It would not be unreasonable to expect good music from a romantic drama that features two gorgeous looking actors and is backed by heavyweights like Karan Johar (Dharma Productions), Ritesh Sidhwani and Farhan Akhtar (Excel Entertainment). ‘Baar Baar Dekho’, directed by debutante Nitya Mehra, was supposed to have music scored by Amit Trivedi. Trivedi had started working on the film and had even composed a couple of tracks when the makers felt that while the tracks complimented the narrative of the film, they were not the kind that would set the charts on fire. The recently released soundtrack of the film features the names of six composers, namely, Amaal Mallik, Jasleen Royal, Arko, Bilal Saeed, Prem Hardeep and Badshah.
Though Amit Trivedi left the film, his presence can be felt in “Kho Gaye Hum Kahan”, a song that has the, indipop sound, which had a niche audience back then, popularised by him in the Hindi film music vicinity. One is not sure how well would Jasleen Royal and Prateek Kuhad’s childlike voices suit Katrina Kaif and Sidharth Malhotra but they bring an innocent charm to the song. With a simple tune and minimal arrangements, the song leaves a calming effect on you but it is not the kind of song that one would like to hear on a loop. The composition is not bad but it sounds like several of those tracks that a lot of young musicians release on the internet these days.

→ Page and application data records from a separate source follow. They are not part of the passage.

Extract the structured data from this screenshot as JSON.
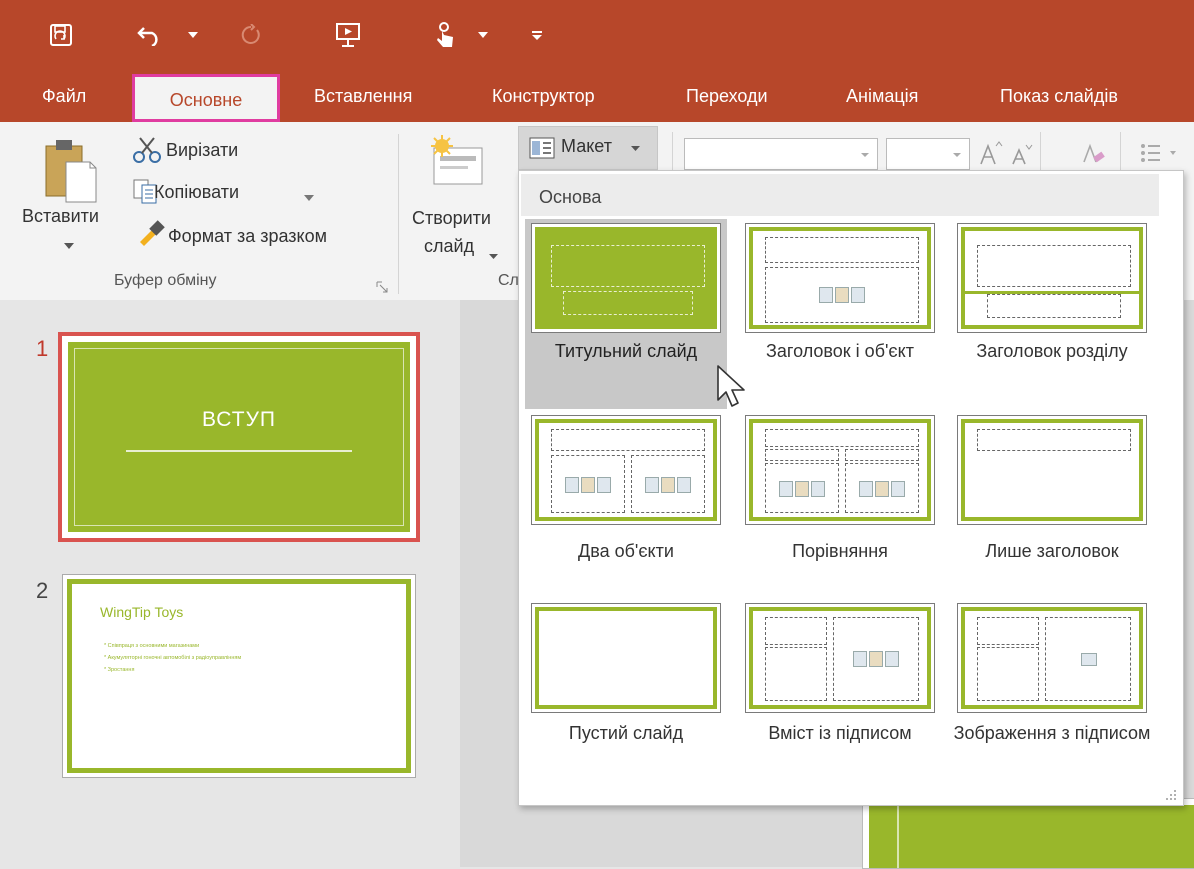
{
  "qat": {
    "icons": [
      "save-icon",
      "undo-icon",
      "undo-dropdown-icon",
      "redo-icon",
      "start-from-beginning-icon",
      "touch-mode-icon",
      "touch-dropdown-icon",
      "customize-qat-icon"
    ]
  },
  "menu": {
    "tabs": [
      {
        "label": "Файл"
      },
      {
        "label": "Основне",
        "active": true
      },
      {
        "label": "Вставлення"
      },
      {
        "label": "Конструктор"
      },
      {
        "label": "Переходи"
      },
      {
        "label": "Анімація"
      },
      {
        "label": "Показ слайдів"
      }
    ]
  },
  "ribbon": {
    "clipboard": {
      "paste": "Вставити",
      "cut": "Вирізати",
      "copy": "Копіювати",
      "format_painter": "Формат за зразком",
      "group_label": "Буфер обміну"
    },
    "slides": {
      "new_slide_line1": "Створити",
      "new_slide_line2": "слайд",
      "layout": "Макет",
      "group_label_partial": "Сл"
    }
  },
  "slides": [
    {
      "number": "1",
      "title": "ВСТУП"
    },
    {
      "number": "2",
      "title": "WingTip Toys",
      "bullets": [
        "Співпраця з основними магазинами",
        "Акумуляторні гоночні автомобілі з радіоуправлінням",
        "Зростання"
      ]
    }
  ],
  "layout_menu": {
    "header": "Основа",
    "items": [
      {
        "label": "Титульний слайд",
        "selected": true
      },
      {
        "label": "Заголовок і об'єкт"
      },
      {
        "label": "Заголовок розділу"
      },
      {
        "label": "Два об'єкти"
      },
      {
        "label": "Порівняння"
      },
      {
        "label": "Лише заголовок"
      },
      {
        "label": "Пустий слайд"
      },
      {
        "label": "Вміст із підписом"
      },
      {
        "label": "Зображення з підписом"
      }
    ]
  },
  "colors": {
    "accent": "#b7472a",
    "theme_green": "#99b72b",
    "highlight_box": "#e03ca0"
  }
}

“Sau Aasmaan”, Amaal Mallik’s sole contribution to the soundtrack, starts with banjo-led arrangements which lend a country music feel to the song. Soon enough, the track starts sounding like a mellow, watered down version of the composer’s own “Sooraj Dooba Hain” (Roy). The EDM base and the tune make it difficult for one to refrain from comparing the two songs. In spite of the obvious similarities, the song manages to leave a mark and serves its purpose of depicting the love between a newlywed couple out on a honeymoon. Neeti Mohan and Armaan Malik, who had earlier co-sung “Tumhe Apna Banane Ka” (Hate Story 3), complement each other’s voices quite well.
Arko puts together hummable and easily likeable tune for “Dariya”, which he also writes and sings himself. In the past, he had brought down a couple of his compositions by writing lyrics in Hindi/Urdu which reeked of numerous grammatical errors. This time, for a song, laced with Punjabi words, he sticks to simple, heard-before verses and does well as a vocalist and a composer. Dariya sounds too pop-ish to fit into a Hindi film soundtrack. Also, the track carries a slightly dated sound. Having said, the tune is easy on the ears and that helps the song sail through.
Jasleen Royal again seeks inspiration from Amit Trivedi and with “Nachde Ne Saare”, she pays homage to the kind of folksy celebratory numbers Amit has composed for films like Dev D, Luv Shuv Tey Chicken Khurana and even Aisha (“Gal Mitthi Mitthi Bol”). With a mix of electronic beats and traditional instruments, the song carries an infectious tune which grows on you in no time. Apart from rendering a few lines herself, Jasleen gets in Harshdeep Kaur and Siddharth Mahadevan who bring some fabulous energy to the song.
Bilal Saeed re-arranges “Khair Mangdi”, his hit single which came out a couple of years back and makes some suitable alterations which befits the seeped-in-melancholy lyrics. This stripped down version works much better than the fast paced and high on EDM original track. Honestly, one finds it difficult to differentiate between this track and a few others that artistes from Pakistan have released in the last decade. The song sounds like a pale imitation of the kind of sound thse artistes broth in a decade back and one wonders why did the makers decide to put this track in the film.
Last to arrive is the much publicised promotional track “Kala Chashma”, which is a repackaged avatar of the original track that made waves when it released almost two decades back. Badshah adds his own style while recreating this foot tapping number originally composed by Prem Hardeep. The song might have been a trendsetter when it arrived years back but there has been an overdose of such dance numbers which offer little in terms of originality. Even though one would have liked an original track to be used as a promotional tool, there is no denying that it is a foot tapping number.
The fact that the makers of the film sourced already composed tracks from music directors and put them in different junctures in the film is quite evident by the way the album sounds. The songs are of varied quality but not one of them will put you off as a listener. Barring a couple of songs (“Sau Aasman”, “Nachde Ne Saare”), most of the tracks have a somewhat generic quality to them. There is nothing wrong about wanting to have hit numbers in your film but one should put some thought while putting together the soundtrack, so that it, in some way, speaks for the film.